‘Given the population of hen harriers in Europe, it is wrong to talk of “extinction”‘ [in relation to the single hen harrier breeding attempt in England this year], claims Alasdair Mitchell in his latest article for Shooting Times. He goes on to say, “To talk in emotive terms about “a second extinction” is a tad over the top“.
I don’t think there’s anything emotive or over the top about stating that England’s HH breeding population is on the verge of extinction – it’s a biological fact! With only one known nesting attempt in 2012 (and rumours circulating that the attempt has failed), the species is most definitely on the brink of an extinction as an English breeding species. What else would you call it? Birds-now-wearing-invisible-cloaks?

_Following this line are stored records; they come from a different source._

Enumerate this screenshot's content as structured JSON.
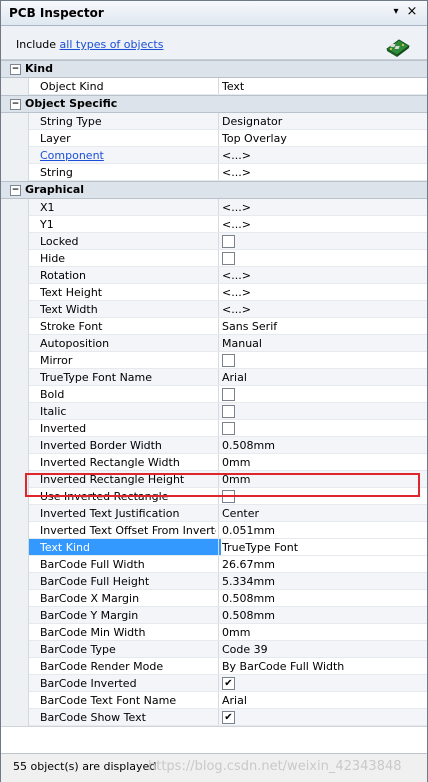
{
  "window": {
    "title": "PCB Inspector",
    "pin_glyph": "▾",
    "close_glyph": "×"
  },
  "filter": {
    "prefix": "Include",
    "link": "all types of objects"
  },
  "sections": [
    {
      "label": "Kind",
      "rows": [
        {
          "name": "Object Kind",
          "value": "Text",
          "type": "text"
        }
      ]
    },
    {
      "label": "Object Specific",
      "rows": [
        {
          "name": "String Type",
          "value": "Designator",
          "type": "text"
        },
        {
          "name": "Layer",
          "value": "Top Overlay",
          "type": "text"
        },
        {
          "name": "Component",
          "value": "<...>",
          "type": "text",
          "link": true
        },
        {
          "name": "String",
          "value": "<...>",
          "type": "text"
        }
      ]
    },
    {
      "label": "Graphical",
      "rows": [
        {
          "name": "X1",
          "value": "<...>",
          "type": "text"
        },
        {
          "name": "Y1",
          "value": "<...>",
          "type": "text"
        },
        {
          "name": "Locked",
          "value": "",
          "type": "check",
          "checked": false
        },
        {
          "name": "Hide",
          "value": "",
          "type": "check",
          "checked": false
        },
        {
          "name": "Rotation",
          "value": "<...>",
          "type": "text"
        },
        {
          "name": "Text Height",
          "value": "<...>",
          "type": "text"
        },
        {
          "name": "Text Width",
          "value": "<...>",
          "type": "text"
        },
        {
          "name": "Stroke Font",
          "value": "Sans Serif",
          "type": "text"
        },
        {
          "name": "Autoposition",
          "value": "Manual",
          "type": "text"
        },
        {
          "name": "Mirror",
          "value": "",
          "type": "check",
          "checked": false
        },
        {
          "name": "TrueType Font Name",
          "value": "Arial",
          "type": "text"
        },
        {
          "name": "Bold",
          "value": "",
          "type": "check",
          "checked": false
        },
        {
          "name": "Italic",
          "value": "",
          "type": "check",
          "checked": false
        },
        {
          "name": "Inverted",
          "value": "",
          "type": "check",
          "checked": false
        },
        {
          "name": "Inverted Border Width",
          "value": "0.508mm",
          "type": "text"
        },
        {
          "name": "Inverted Rectangle Width",
          "value": "0mm",
          "type": "text"
        },
        {
          "name": "Inverted Rectangle Height",
          "value": "0mm",
          "type": "text"
        },
        {
          "name": "Use Inverted Rectangle",
          "value": "",
          "type": "check",
          "checked": false
        },
        {
          "name": "Inverted Text Justification",
          "value": "Center",
          "type": "text"
        },
        {
          "name": "Inverted Text Offset From Inverte...",
          "value": "0.051mm",
          "type": "text"
        },
        {
          "name": "Text Kind",
          "value": "TrueType Font",
          "type": "text",
          "selected": true
        },
        {
          "name": "BarCode Full Width",
          "value": "26.67mm",
          "type": "text"
        },
        {
          "name": "BarCode Full Height",
          "value": "5.334mm",
          "type": "text"
        },
        {
          "name": "BarCode X Margin",
          "value": "0.508mm",
          "type": "text"
        },
        {
          "name": "BarCode Y Margin",
          "value": "0.508mm",
          "type": "text"
        },
        {
          "name": "BarCode Min Width",
          "value": "0mm",
          "type": "text"
        },
        {
          "name": "BarCode Type",
          "value": "Code 39",
          "type": "text"
        },
        {
          "name": "BarCode Render Mode",
          "value": "By BarCode Full Width",
          "type": "text"
        },
        {
          "name": "BarCode Inverted",
          "value": "",
          "type": "check",
          "checked": true
        },
        {
          "name": "BarCode Text Font Name",
          "value": "Arial",
          "type": "text"
        },
        {
          "name": "BarCode Show Text",
          "value": "",
          "type": "check",
          "checked": true
        }
      ]
    }
  ],
  "status": {
    "text": "55 object(s) are displayed",
    "watermark": "https://blog.csdn.net/weixin_42343848"
  },
  "colors": {
    "selection": "#3399ff",
    "highlight_box": "#e0262d",
    "link": "#1a4fd6"
  },
  "icons": {
    "panel_icon": "pcb-board-icon",
    "expander": "minus-box-icon"
  }
}
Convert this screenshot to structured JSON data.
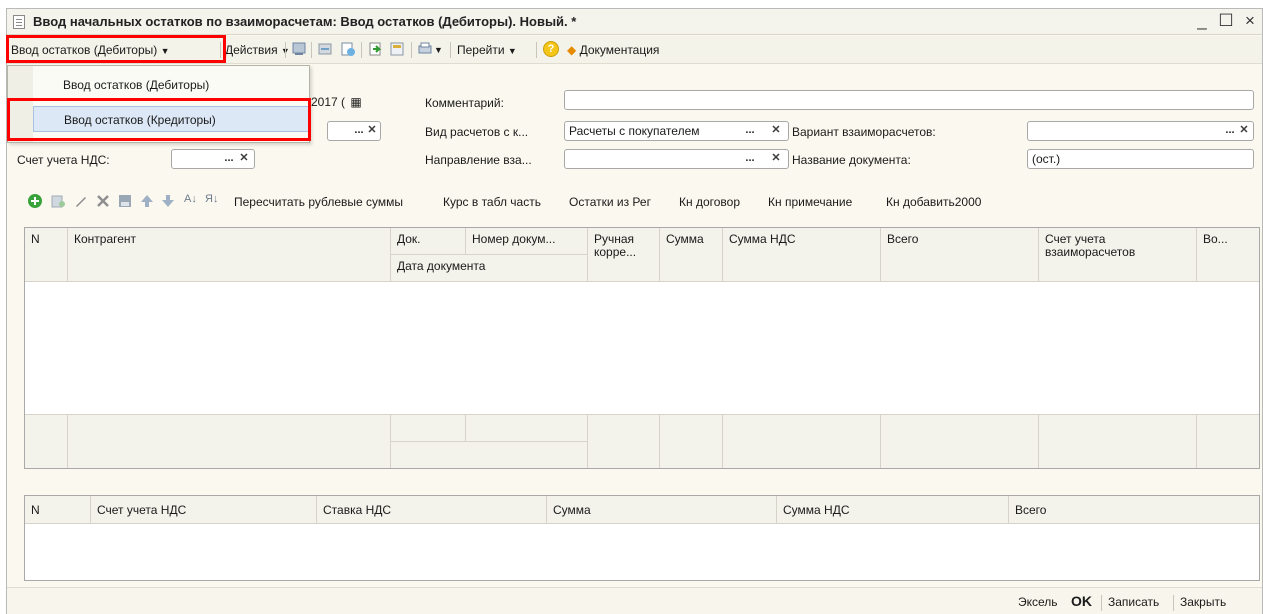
{
  "window": {
    "title": "Ввод начальных остатков по взаиморасчетам: Ввод остатков (Дебиторы). Новый. *",
    "buttons": [
      "_",
      "☐",
      "×"
    ]
  },
  "toolbar": {
    "mode_button": "Ввод остатков (Дебиторы)",
    "actions": "Действия",
    "goto": "Перейти",
    "help_icon": "?",
    "documentation": "Документация",
    "icons": [
      "post-icon",
      "unpost-icon",
      "copy-doc-icon",
      "based-on-icon",
      "structure-icon",
      "print-icon"
    ]
  },
  "dropdown": {
    "items": [
      "Ввод остатков (Дебиторы)",
      "Ввод остатков (Кредиторы)"
    ],
    "selected_index": 1
  },
  "form": {
    "date_value": "2017 (",
    "comment_label": "Комментарий:",
    "comment_value": "",
    "calc_type_label": "Вид расчетов с к...",
    "calc_type_value": "Расчеты с покупателем",
    "settlement_variant_label": "Вариант взаиморасчетов:",
    "settlement_variant_value": "",
    "vat_account_label": "Счет учета НДС:",
    "vat_account_value": "",
    "direction_label": "Направление вза...",
    "direction_value": "",
    "doc_name_label": "Название документа:",
    "doc_name_value": "(ост.)"
  },
  "table_toolbar": {
    "buttons": [
      "Пересчитать рублевые суммы",
      "Курс в табл часть",
      "Остатки из Рег",
      "Кн договор",
      "Кн примечание",
      "Кн добавить2000"
    ]
  },
  "grid1": {
    "headers": {
      "n": "N",
      "counterparty": "Контрагент",
      "doc": "Док.",
      "doc_number": "Номер докум...",
      "doc_date": "Дата документа",
      "manual_corr": "Ручная корре...",
      "sum": "Сумма",
      "vat_sum": "Сумма НДС",
      "total": "Всего",
      "settlement_account": "Счет учета взаиморасчетов",
      "extra": "Во..."
    },
    "rows": []
  },
  "grid2": {
    "headers": {
      "n": "N",
      "vat_account": "Счет учета НДС",
      "vat_rate": "Ставка НДС",
      "sum": "Сумма",
      "vat_sum": "Сумма НДС",
      "total": "Всего"
    },
    "rows": []
  },
  "bottom": {
    "excel": "Эксель",
    "ok": "OK",
    "save": "Записать",
    "close": "Закрыть"
  },
  "colors": {
    "highlight_border": "#ff0000",
    "selected_item_bg": "#dce8f6",
    "window_bg": "#fbf9ef"
  }
}
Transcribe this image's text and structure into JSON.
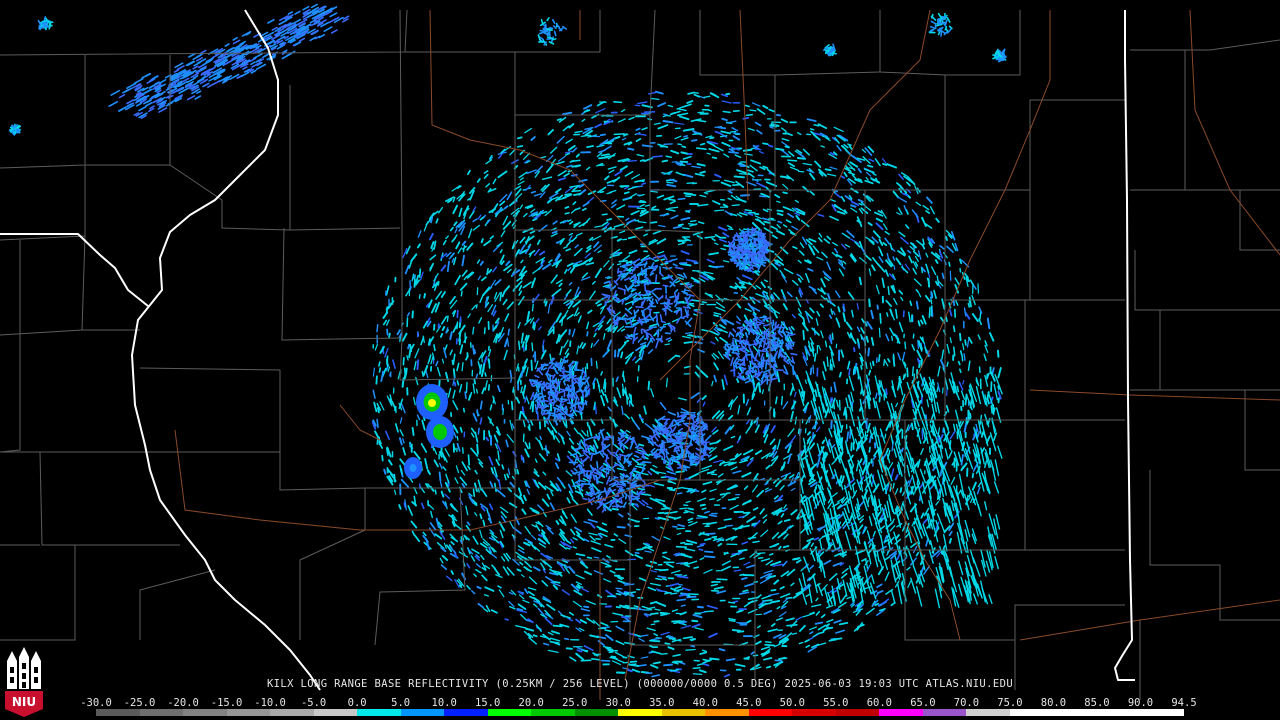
{
  "header": {
    "title": "KILX LONG RANGE BASE REFLECTIVITY (0.25KM / 256 LEVEL) (000000/0000 0.5 DEG) 2025-06-03 19:03 UTC  ATLAS.NIU.EDU"
  },
  "legend": {
    "labels": [
      "-30.0",
      "-25.0",
      "-20.0",
      "-15.0",
      "-10.0",
      "-5.0",
      "0.0",
      "5.0",
      "10.0",
      "15.0",
      "20.0",
      "25.0",
      "30.0",
      "35.0",
      "40.0",
      "45.0",
      "50.0",
      "55.0",
      "60.0",
      "65.0",
      "70.0",
      "75.0",
      "80.0",
      "85.0",
      "90.0",
      "94.5"
    ],
    "colors": [
      "#5a5a5a",
      "#6e6e6e",
      "#828282",
      "#969696",
      "#aaaaaa",
      "#c8c8c8",
      "#00e8e8",
      "#0096ff",
      "#0020ff",
      "#00ff00",
      "#00c800",
      "#009000",
      "#ffff00",
      "#e7c000",
      "#ff9000",
      "#ff0000",
      "#d60000",
      "#c00000",
      "#ff00ff",
      "#9955c9",
      "#d0d0d0",
      "#ffffff",
      "#ffffff",
      "#ffffff",
      "#ffffff"
    ]
  },
  "logo": {
    "text": "NIU"
  },
  "colors": {
    "background": "#000000",
    "county_lines": "#5c5c5c",
    "state_lines": "#ffffff",
    "highways": "#8a4a2a"
  }
}
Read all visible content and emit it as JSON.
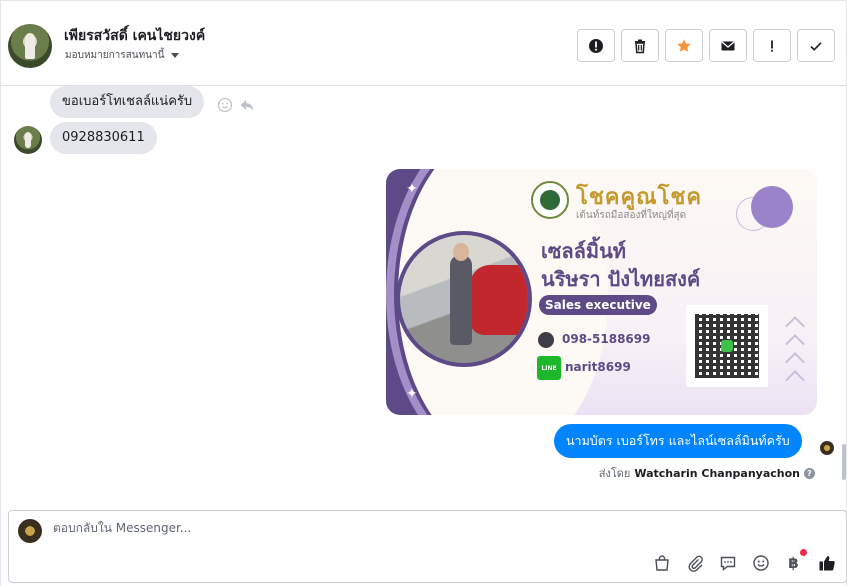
{
  "header": {
    "contact_name": "เพียรสวัสดิ์ เคนไชยวงค์",
    "assign_label": "มอบหมายการสนทนานี้",
    "actions": [
      "alert-icon",
      "trash-icon",
      "star-icon",
      "envelope-icon",
      "exclamation-icon",
      "check-icon"
    ]
  },
  "messages": {
    "incoming": [
      {
        "text": "ขอเบอร์โทเชลล์แน่ครับ"
      },
      {
        "text": "0928830611"
      }
    ],
    "card": {
      "brand_title": "โชคคูณโชค",
      "brand_tagline": "เต้นท์รถมือสองที่ใหญ่ที่สุด",
      "nickname": "เซลล์มิ้นท์",
      "full_name": "นริษรา ปังไทยสงค์",
      "role": "Sales executive",
      "phone": "098-5188699",
      "line_label": "LINE",
      "line_id": "narit8699"
    },
    "outgoing": {
      "text": "นามบัตร เบอร์โทร และไลน์เซลล์มินท์ครับ",
      "sent_by_label": "ส่งโดย",
      "sent_by_name": "Watcharin Chanpanyachon",
      "help": "?"
    }
  },
  "composer": {
    "placeholder": "ตอบกลับใน Messenger...",
    "currency_symbol": "฿",
    "tools": [
      "shop-icon",
      "attachment-icon",
      "saved-reply-icon",
      "emoji-icon",
      "payment-icon",
      "like-icon"
    ]
  },
  "colors": {
    "accent": "#0084ff",
    "card_purple": "#5d4a86",
    "brand_gold": "#c49a2c",
    "line_green": "#1cb82a"
  }
}
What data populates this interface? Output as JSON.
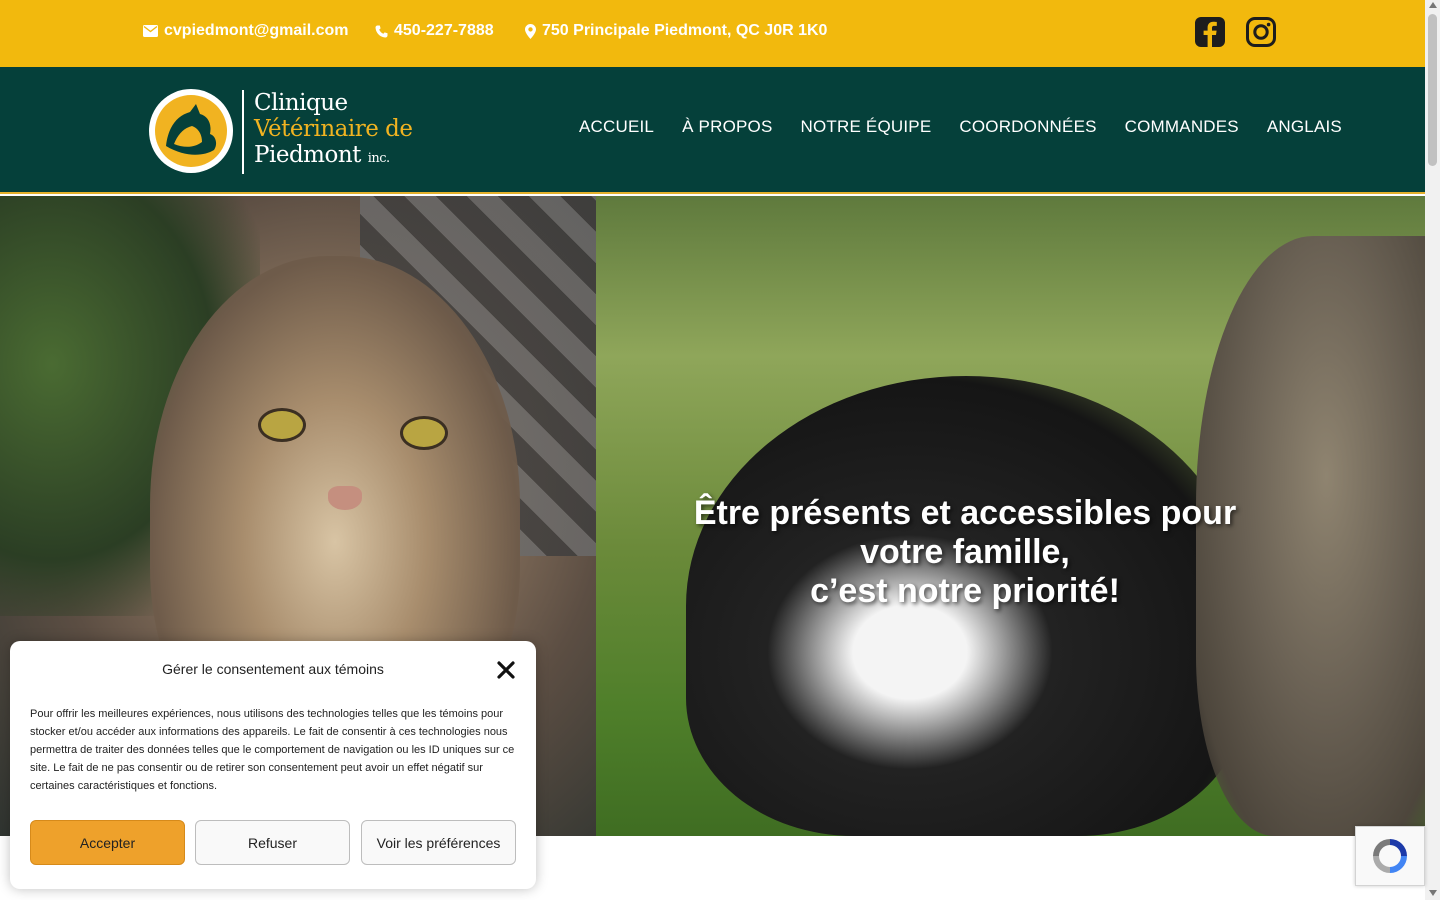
{
  "topbar": {
    "email": "cvpiedmont@gmail.com",
    "phone": "450-227-7888",
    "address": "750 Principale Piedmont, QC J0R 1K0",
    "accent_color": "#f2b90d",
    "social": [
      "facebook-icon",
      "instagram-icon"
    ]
  },
  "nav": {
    "logo": {
      "line1": "Clinique",
      "line2": "Vétérinaire de",
      "line3": "Piedmont",
      "suffix": "inc."
    },
    "items": [
      {
        "label": "ACCUEIL"
      },
      {
        "label": "À PROPOS"
      },
      {
        "label": "NOTRE ÉQUIPE"
      },
      {
        "label": "COORDONNÉES"
      },
      {
        "label": "COMMANDES"
      },
      {
        "label": "ANGLAIS"
      }
    ],
    "background": "#05403a"
  },
  "hero": {
    "title_line1": "Être présents et accessibles pour",
    "title_line2": "votre famille,",
    "title_line3": "c’est notre priorité!"
  },
  "cookie": {
    "title": "Gérer le consentement aux témoins",
    "body": "Pour offrir les meilleures expériences, nous utilisons des technologies telles que les témoins pour stocker et/ou accéder aux informations des appareils. Le fait de consentir à ces technologies nous permettra de traiter des données telles que le comportement de navigation ou les ID uniques sur ce site. Le fait de ne pas consentir ou de retirer son consentement peut avoir un effet négatif sur certaines caractéristiques et fonctions.",
    "accept": "Accepter",
    "refuse": "Refuser",
    "preferences": "Voir les préférences",
    "accept_color": "#eea12b"
  }
}
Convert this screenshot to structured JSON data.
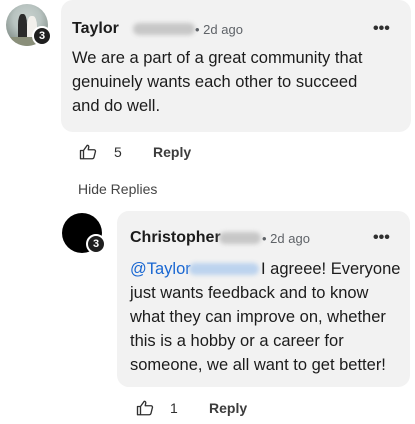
{
  "comments": [
    {
      "author": "Taylor",
      "time": "2d ago",
      "badge": "3",
      "text": "We are a part of a great community that genuinely wants each other to succeed and do well.",
      "likes": "5",
      "reply_label": "Reply",
      "more_label": "•••"
    }
  ],
  "hide_replies_label": "Hide Replies",
  "replies": [
    {
      "author": "Christopher",
      "time": "2d ago",
      "badge": "3",
      "mention": "@Taylor",
      "text": "I agreee! Everyone just wants feedback and to know what they can improve on, whether this is a hobby or a career for someone, we all want to get better!",
      "likes": "1",
      "reply_label": "Reply",
      "more_label": "•••"
    }
  ],
  "colors": {
    "bubble": "#f2f2f2",
    "mention": "#1967d2",
    "badge": "#1f1f1f"
  }
}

The term ‘extinction’ is a valid, scientific term that can be used to describe the loss of a species (in this case a breeding species) at a local, regional, national or international level. In this case, the first three levels are applicable. Perhaps Mitchell objects to the word because he knows it is a word the general public can understand far more easily than other scientific terms such as ‘population decline’, which just infers a loss but doesn’t explain the extent of that loss. The public understands that ‘extinction’ means curtains, lights out, elimination, end of the line. This is probably of concern to the game-shooting industry as they realise there’ll be no place to hide once the public understands the full impact of all that illegal killing.
Mitchell points to the hen harrier’s international conservation status as a species of ‘least concern’ to support his view and says: “There are many thousands flying around Western Europe – including several hundred pairs breeding happily in Scotland“. What he (deliberately?) fails to mention is that Scotland’s breeding HH population fell by more than 22% between the 2004 and 2010 national surveys (633 pairs recorded in 2004; 489 pairs recorded in 2010) (see here). He also fails to comprehend the concept of biological diversity and it’s importance on various scales, including, again, local, regional, national and international scales. It’s illogical to ignore the loss of local, regional and national biodiversity just because the species’ international status is still ok. Yeah, let’s kill all our native wildlife – we don’t need it ‘cos it’s all doing fine in other parts of Europe.
Mitchell is a hill farmer in Northumberland. In addition to his weekly column for Shooting Times (under the heading ‘Sharpshooter’) he has also written for the National Gamekeepers’ Organisation as well as acting as their media advisor. In May 2012 (see here) Mitchell was appointed as the Northern Regional Director for BASC (British Association for Shooting and Conservation). That potted bio probably explains Mitchell’s failure to grasp the principles of biodiversity conservation, although to give him his due, he ends his article by saying:
“I am not pretending that illegal persecution has not had an impact, over the years, on the hen harrier population. It has – and that’s bad. We need to find ways of hosting more hen harriers but without destroying the commercial grouse shooting that actually pays for their moorland habitat“.
It’s certainly refreshing to hear someone from the shooting industry admit that persecution has affected HHs – it’s usually just outright denial, and it’s also encouraging to hear him calling for more hen harriers, although that now seems an unlikely prospect without formal government intervention. In the meantime, while we all argue about the semantics of extinction, the UK’s breeding hen harrier population continues to fade.
Mitchell’s full column can be read on the Shooting Times website (although it appears that this one hasn’t yet been posted).